From both sides, the message became muddied. I kept staring at the facts presented and tried to do the necessary calculations to figure out who was right and who was wrong. This might have been a big part of the problem.
Somewhere during the past seven months — and heck, it might go back more than three years — the Platte County R-3 tax levy proposal seemed to veer away from the actual issue and started to become about numbers. Specifically, what numbers could be thrown around to cast doubt on the message.
Organized opposition, which surfaced during a similar failed proposal in 2012, continued to question the ethics and findings of the Platte County district officials, who in turn did what they could to prove their facts as flawed. Really, the whole process became tiring for me as an objective reporter, and I’m sure for voters, too.
You know, the people actually tasked with making this $29-million decision.
You could easily lose sight of the big issue at hand, namely does Platte County have capacity issues in its buildings and should the money be spent now to try and address those. Looking back, it seems really simple, yet the process of coming to an answer — a resounding 55-percent approval from voters in Tuesday’s election, which you can read more about starting on the front page of this week’s issue — required exhaustive work.
From district officials. From those in staunch opposition. From me, to be quite honest.
I don’t have a straight-party view to issues in the political world. Believe what you want based on what’s been written in these pages since I took charge of this fine newspaper last summer, but I’m truly on the side of objective facts.
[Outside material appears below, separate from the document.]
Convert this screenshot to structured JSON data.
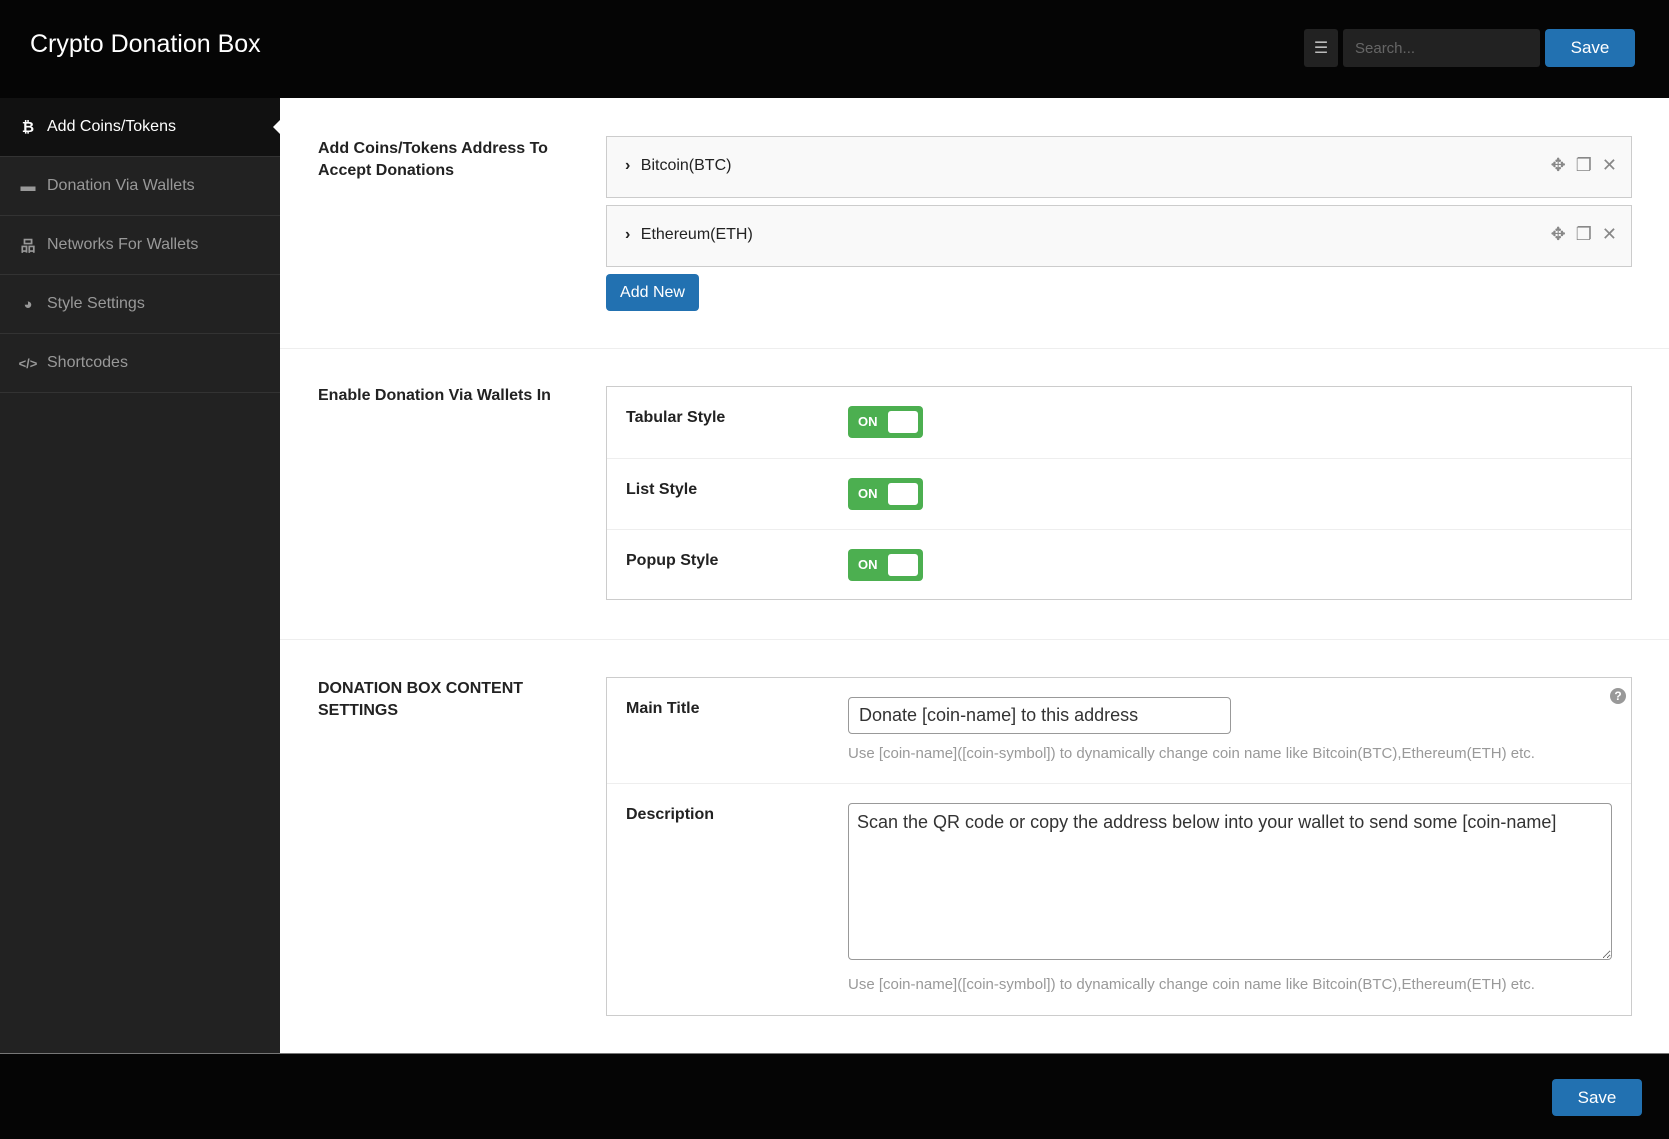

I hope that readers can let go of any preconceived notions from stances taken under the previous regime. I wanted to build my credibility from the start, and I’ve really tried to do that.
In the leadup to this election, I provided factual news stories that contained information from both sides of the tax levy — for and against. I did my best to interact with outspoken district critic Kirby Holden. I spent a lot of time with Platte County superintendent Dr. Mike Reik.
From the information gathered, I formed opinions that I shared in this space when I deemed it necessary. I tried not to overload, you the reader, on this one issue because I know there is more to Platte County than just the district with a high school in the county seat.
Yet, I didn’t always feel like my message was received fairly.
I became the victim of a somewhat personal attack from Holden last week on his Facebook page set up to provide an outlet for his research into the school district.
I don’t mind that. I have to put my name behind these words in a very public forum, and others can call me out when I mess up.
What did bother me was that the merits of my hard work and research came into question. But not for the overall message but an interpretation of two paragraphs in a 1,000-plus word opinion story that contained a lot of facts and polished opinions.
That became the downfall of this campaign.
We stopped talking about education and needs of children and started arguing semantics. That’s when it really started to become taxing.
Now we can stop talking about fiscal responsibility, debt per student and “flawed studies.”
Platte County has a population issue.
This can not be denied. Could some space in the current schools be used a bit differently? Perhaps. Will this problem continue to worsen? Yes.
That’s why the votes cast have so much power. The work can start now to try and realign some of the pieces to the district’s jigsaw puzzle, which has been put together during a period of rapid growth the past 20-plus years.
Reik didn’t want to make an excuse leading up to the election, but I brought up the idea of how hard it must have been for district officials in the past to foresee and fund the growing needs of the district.
Taxpayers are probably still paying the inconvenient growth in students that has forced creative solutions to packed classrooms.
After all, starting from scratch can be a very expensive proposition no one wanted to consider.
So Platte County added a middle school here, a couple of elementary schools there and combined buildings over time. This district is still growing, and we can argue the merits of the current education system and whether the government has bloated the budgets of schools.
Like I said last week, that goes well beyond Platte County R-3’s current needs and won’t be solved by voting down needed building projects. The by-product of these larger governmental issues gave us this: a lengthy campaign with too much negativity coming from both sides.
“I am disheartened by the amount of partisan politics that now seems to be a part of our school district elections, and I’m not just speaking about Platte County,” Reik said. “That is not a good development in my opinion for kids. We aren’t taking care of a party; we are serving our children.”
Well said. Just like most of Reik’s message that resulted in approval of this tax levy.
Ross Martin is publisher of The Citizen. He may be reached via email at firstname.lastname@example.org. Follow him on Twitter: @Citizen_Ross.